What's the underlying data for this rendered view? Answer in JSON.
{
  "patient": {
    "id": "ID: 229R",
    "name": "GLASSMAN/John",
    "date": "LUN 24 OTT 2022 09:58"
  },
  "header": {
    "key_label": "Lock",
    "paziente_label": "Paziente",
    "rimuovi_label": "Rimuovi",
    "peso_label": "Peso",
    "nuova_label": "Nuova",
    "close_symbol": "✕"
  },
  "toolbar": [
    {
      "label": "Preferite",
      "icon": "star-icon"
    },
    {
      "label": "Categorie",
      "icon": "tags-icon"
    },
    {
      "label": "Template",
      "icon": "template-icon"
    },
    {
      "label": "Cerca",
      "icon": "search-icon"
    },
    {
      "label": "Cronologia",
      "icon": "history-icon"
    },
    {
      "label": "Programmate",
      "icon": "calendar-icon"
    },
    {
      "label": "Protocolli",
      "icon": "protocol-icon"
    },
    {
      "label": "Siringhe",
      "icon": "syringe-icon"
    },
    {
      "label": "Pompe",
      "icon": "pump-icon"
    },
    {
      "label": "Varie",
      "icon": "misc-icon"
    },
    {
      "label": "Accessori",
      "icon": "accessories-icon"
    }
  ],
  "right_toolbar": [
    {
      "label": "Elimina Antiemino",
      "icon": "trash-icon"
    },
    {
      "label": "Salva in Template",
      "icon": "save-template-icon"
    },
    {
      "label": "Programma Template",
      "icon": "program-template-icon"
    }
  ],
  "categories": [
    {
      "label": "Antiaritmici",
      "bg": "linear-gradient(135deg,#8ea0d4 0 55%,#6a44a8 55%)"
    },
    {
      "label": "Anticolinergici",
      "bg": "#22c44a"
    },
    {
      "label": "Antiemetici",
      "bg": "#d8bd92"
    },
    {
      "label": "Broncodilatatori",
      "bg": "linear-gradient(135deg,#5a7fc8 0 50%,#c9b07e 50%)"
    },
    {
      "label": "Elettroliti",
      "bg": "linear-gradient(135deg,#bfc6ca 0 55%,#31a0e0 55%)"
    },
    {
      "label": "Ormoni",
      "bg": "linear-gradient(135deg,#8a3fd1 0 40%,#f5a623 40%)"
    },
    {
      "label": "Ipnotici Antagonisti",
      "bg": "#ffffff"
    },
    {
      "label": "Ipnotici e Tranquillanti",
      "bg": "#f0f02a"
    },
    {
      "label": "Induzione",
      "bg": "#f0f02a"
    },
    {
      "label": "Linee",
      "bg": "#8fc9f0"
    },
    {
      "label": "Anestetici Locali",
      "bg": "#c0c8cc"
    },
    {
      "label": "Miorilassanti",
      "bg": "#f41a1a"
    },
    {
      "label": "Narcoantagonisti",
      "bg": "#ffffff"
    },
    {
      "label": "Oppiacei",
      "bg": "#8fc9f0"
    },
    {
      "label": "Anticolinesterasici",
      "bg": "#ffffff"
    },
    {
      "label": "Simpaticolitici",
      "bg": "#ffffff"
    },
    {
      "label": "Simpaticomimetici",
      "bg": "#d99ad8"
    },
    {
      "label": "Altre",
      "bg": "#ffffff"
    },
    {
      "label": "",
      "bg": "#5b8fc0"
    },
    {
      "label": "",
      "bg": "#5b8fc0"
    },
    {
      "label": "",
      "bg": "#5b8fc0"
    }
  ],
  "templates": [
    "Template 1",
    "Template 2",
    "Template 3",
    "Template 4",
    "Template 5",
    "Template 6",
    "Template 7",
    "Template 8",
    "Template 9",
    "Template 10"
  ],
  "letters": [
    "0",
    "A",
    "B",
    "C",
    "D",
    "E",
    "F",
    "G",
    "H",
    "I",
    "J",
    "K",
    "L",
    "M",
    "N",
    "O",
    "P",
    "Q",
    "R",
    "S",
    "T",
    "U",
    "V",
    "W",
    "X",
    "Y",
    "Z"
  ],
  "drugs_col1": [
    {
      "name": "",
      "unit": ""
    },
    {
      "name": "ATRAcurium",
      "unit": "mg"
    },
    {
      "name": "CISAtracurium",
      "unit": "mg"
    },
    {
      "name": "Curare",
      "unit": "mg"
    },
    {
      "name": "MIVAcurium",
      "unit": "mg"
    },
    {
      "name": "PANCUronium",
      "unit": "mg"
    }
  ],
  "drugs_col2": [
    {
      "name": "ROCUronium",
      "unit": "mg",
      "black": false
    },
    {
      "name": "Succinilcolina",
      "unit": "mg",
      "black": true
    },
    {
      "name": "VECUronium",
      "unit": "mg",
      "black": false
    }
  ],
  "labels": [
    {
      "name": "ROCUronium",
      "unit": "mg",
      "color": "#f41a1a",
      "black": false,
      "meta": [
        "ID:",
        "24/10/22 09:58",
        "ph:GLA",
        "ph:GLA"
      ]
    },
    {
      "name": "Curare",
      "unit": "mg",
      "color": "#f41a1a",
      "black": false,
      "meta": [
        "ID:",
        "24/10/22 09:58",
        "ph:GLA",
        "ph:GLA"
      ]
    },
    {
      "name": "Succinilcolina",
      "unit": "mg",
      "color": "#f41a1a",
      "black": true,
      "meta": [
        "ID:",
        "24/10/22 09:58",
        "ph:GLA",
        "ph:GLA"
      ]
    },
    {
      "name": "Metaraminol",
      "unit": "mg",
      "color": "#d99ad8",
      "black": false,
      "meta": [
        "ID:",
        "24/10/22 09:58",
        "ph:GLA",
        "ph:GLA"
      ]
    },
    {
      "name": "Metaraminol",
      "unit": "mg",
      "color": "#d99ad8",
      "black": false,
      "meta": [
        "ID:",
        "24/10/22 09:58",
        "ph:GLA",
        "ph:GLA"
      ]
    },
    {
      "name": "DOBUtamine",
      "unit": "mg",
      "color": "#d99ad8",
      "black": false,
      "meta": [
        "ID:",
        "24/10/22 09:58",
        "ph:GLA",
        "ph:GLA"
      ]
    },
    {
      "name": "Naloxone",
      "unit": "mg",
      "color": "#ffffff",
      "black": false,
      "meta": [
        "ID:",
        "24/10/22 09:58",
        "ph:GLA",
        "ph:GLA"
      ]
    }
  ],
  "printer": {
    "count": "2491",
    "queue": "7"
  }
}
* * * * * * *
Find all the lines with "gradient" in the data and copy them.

      "bg": "linear-gradient(135deg,#8ea0d4 0 55%,#6a44a8 55%)"
      "bg": "linear-gradient(135deg,#5a7fc8 0 50%,#c9b07e 50%)"
      "bg": "linear-gradient(135deg,#bfc6ca 0 55%,#31a0e0 55%)"
      "bg": "linear-gradient(135deg,#8a3fd1 0 40%,#f5a623 40%)"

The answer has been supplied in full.